Last week, we saw such an event take place right here in Harrisonburg and Rockingham County when local volunteers took to local nonprofit organizations, like Big Brothers Big Sisters of Harrisonburg-Rockingham County, The Arc of Harrisonburg and Rockingham and the Boys and Girls Club of Harrisonburg and Rockingham County to complete acts of service for the organizations, so they can focus their resources on serving the community.

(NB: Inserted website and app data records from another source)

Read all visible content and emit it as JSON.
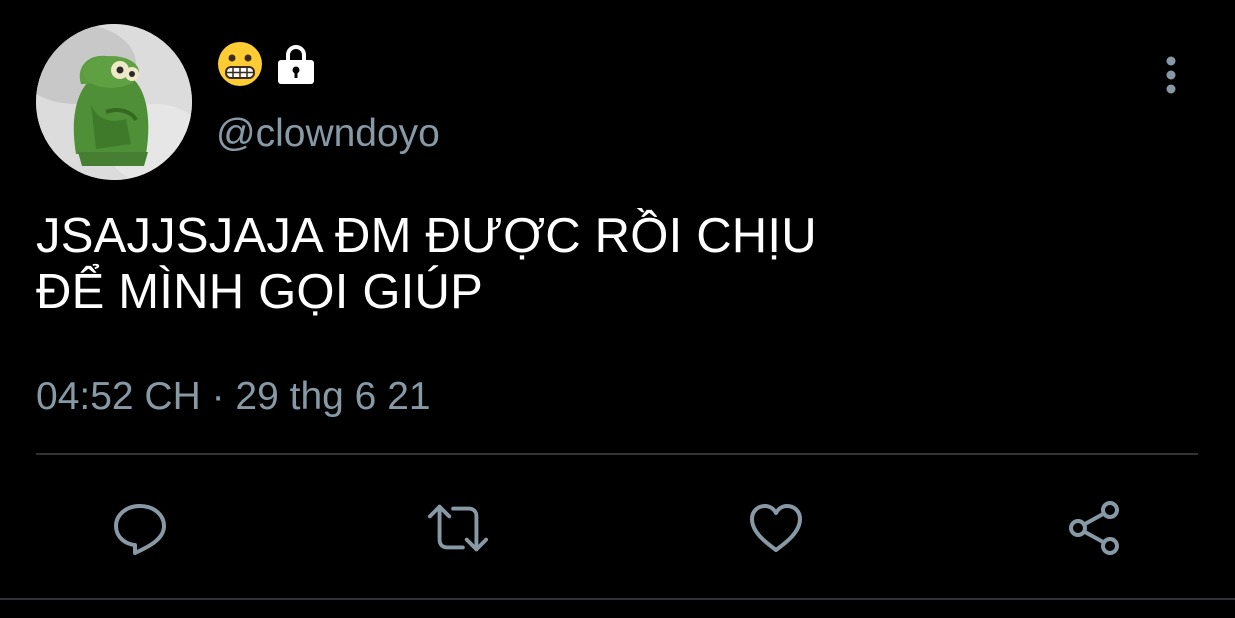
{
  "author": {
    "display_name_emoji": "grimacing-face-emoji",
    "handle": "@clowndoyo",
    "protected": true
  },
  "tweet": {
    "text_line1": "JSAJJSJAJA ĐM ĐƯỢC RỒI CHỊU",
    "text_line2": "ĐỂ MÌNH GỌI GIÚP",
    "timestamp": "04:52 CH · 29 thg 6 21"
  },
  "actions": [
    "reply-icon",
    "retweet-icon",
    "like-icon",
    "share-icon"
  ],
  "colors": {
    "background": "#000000",
    "text": "#ffffff",
    "secondary": "#8899a6",
    "divider": "#2f3336"
  }
}
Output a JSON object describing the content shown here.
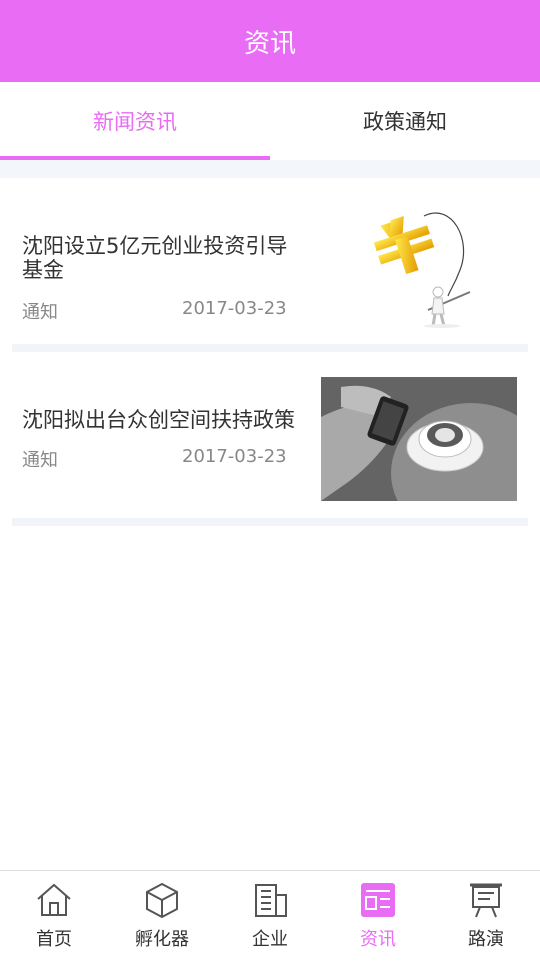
{
  "header": {
    "title": "资讯"
  },
  "tabs": [
    {
      "label": "新闻资讯"
    },
    {
      "label": "政策通知"
    }
  ],
  "articles": [
    {
      "title": "沈阳设立5亿元创业投资引导基金",
      "source": "通知",
      "date": "2017-03-23",
      "thumb_icon": "yuan-fishing-icon"
    },
    {
      "title": "沈阳拟出台众创空间扶持政策",
      "source": "通知",
      "date": "2017-03-23",
      "thumb_icon": "coffee-phone-icon"
    }
  ],
  "tabbar": [
    {
      "label": "首页",
      "icon": "home-icon"
    },
    {
      "label": "孵化器",
      "icon": "cube-icon"
    },
    {
      "label": "企业",
      "icon": "building-icon"
    },
    {
      "label": "资讯",
      "icon": "news-icon"
    },
    {
      "label": "路演",
      "icon": "presentation-icon"
    }
  ],
  "colors": {
    "accent": "#E96CF5",
    "divider": "#F3F7FC"
  }
}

“United Way is a macro-level organization that works with a lot of community issues from a 30,000-foot view, if you will,” said Laura Toni-Holsinger, executive director of the local United Way. “During the pandemic ... we’ve seen firsthand how human service organizations have had an increase in the need for their services. That sort of thing takes a toll when you’re in that for 15 months plus.”
As always, the community came to help. Which should be of no surprise to anybody.
The annual event has been going on for 45 years. So here’s to 45 more of people helping people.
THUMBS-DOWN: According to Frank Sottaceti, Harrisonburg and Rockingham County’s criminal justice planner, growth in the violent crime rate outpaced population growth in both Harrisonburg and Rockingham County between 1986 and 2019.
Of course, this is unacceptable. We should be proud that our area is, generally speaking, a safe one to live in and raise a family. But the growth of violent crime should most definitely be a cause for concern.
During today’s Harrisonburg City Council meeting, Sottaceti will offer a presentation on the topic, and we’re curious to hear what he has to say.
THUMBS-UP: To 6-year-old Bryce Jerrells of Grottoes who, on Saturday, went hunting for the first time during Youth and Apprentice Deer Hunting Weekend.
Hunting, much like agriculture, is a part of life here in the Shenandoah Valley. We can only imagine the excitement Bryce felt when he bagged his first deer Saturday.
The weekend event is a pivotal one for young hunters to put into practice the safety tips they, hopefully, were bucking up on (pun fully intended) leading up to their first time out.
That backstrap tastes so much better when you took part in putting it on the table.